■ Task to complete
One line at a time, check the entries below for the word "Убийство", and copy each line that has it.

§

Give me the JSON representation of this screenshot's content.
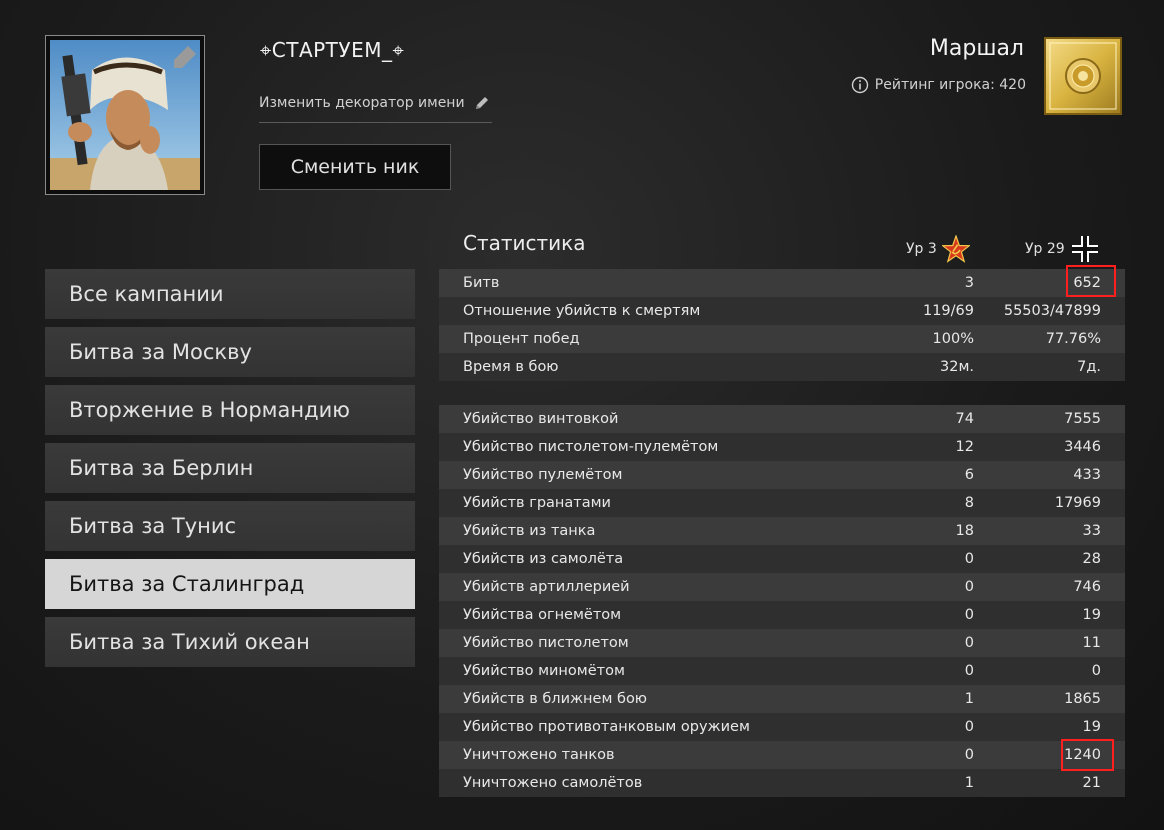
{
  "profile": {
    "nickname": "⌖СТАРТУЕМ_⌖",
    "decorator_label": "Изменить декоратор имени",
    "change_nick_label": "Сменить ник"
  },
  "rank": {
    "name": "Маршал",
    "rating_label": "Рейтинг игрока: 420"
  },
  "campaigns": [
    {
      "label": "Все кампании",
      "active": false
    },
    {
      "label": "Битва за Москву",
      "active": false
    },
    {
      "label": "Вторжение в Нормандию",
      "active": false
    },
    {
      "label": "Битва за Берлин",
      "active": false
    },
    {
      "label": "Битва за Тунис",
      "active": false
    },
    {
      "label": "Битва за Сталинград",
      "active": true
    },
    {
      "label": "Битва за Тихий океан",
      "active": false
    }
  ],
  "stats": {
    "title": "Статистика",
    "col1_level": "Ур 3",
    "col2_level": "Ур 29",
    "general": [
      {
        "label": "Битв",
        "v1": "3",
        "v2": "652"
      },
      {
        "label": "Отношение убийств к смертям",
        "v1": "119/69",
        "v2": "55503/47899"
      },
      {
        "label": "Процент побед",
        "v1": "100%",
        "v2": "77.76%"
      },
      {
        "label": "Время в бою",
        "v1": "32м.",
        "v2": "7д."
      }
    ],
    "kills": [
      {
        "label": "Убийство винтовкой",
        "v1": "74",
        "v2": "7555"
      },
      {
        "label": "Убийство пистолетом-пулемётом",
        "v1": "12",
        "v2": "3446"
      },
      {
        "label": "Убийство пулемётом",
        "v1": "6",
        "v2": "433"
      },
      {
        "label": "Убийств гранатами",
        "v1": "8",
        "v2": "17969"
      },
      {
        "label": "Убийств из танка",
        "v1": "18",
        "v2": "33"
      },
      {
        "label": "Убийств из самолёта",
        "v1": "0",
        "v2": "28"
      },
      {
        "label": "Убийств артиллерией",
        "v1": "0",
        "v2": "746"
      },
      {
        "label": "Убийства огнемётом",
        "v1": "0",
        "v2": "19"
      },
      {
        "label": "Убийство пистолетом",
        "v1": "0",
        "v2": "11"
      },
      {
        "label": "Убийство миномётом",
        "v1": "0",
        "v2": "0"
      },
      {
        "label": "Убийств в ближнем бою",
        "v1": "1",
        "v2": "1865"
      },
      {
        "label": "Убийство противотанковым оружием",
        "v1": "0",
        "v2": "19"
      },
      {
        "label": "Уничтожено танков",
        "v1": "0",
        "v2": "1240"
      },
      {
        "label": "Уничтожено самолётов",
        "v1": "1",
        "v2": "21"
      }
    ]
  },
  "icons": {
    "avatar": "soldier-portrait-avatar",
    "decorator": "pencil-icon",
    "rating": "info-icon",
    "rank_badge": "marshal-rank-badge",
    "ussr": "hammer-sickle-star-icon",
    "germany": "balkenkreuz-icon"
  },
  "colors": {
    "active_item_bg": "#d6d6d6",
    "highlight": "#ff1f1f",
    "rank_gold": "#d9b441"
  }
}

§

■ Your response
        "label": "Убийство винтовкой",
        "label": "Убийство пистолетом-пулемётом",
        "label": "Убийство пулемётом",
        "label": "Убийство пистолетом",
        "label": "Убийство миномётом",
        "label": "Убийство противотанковым оружием",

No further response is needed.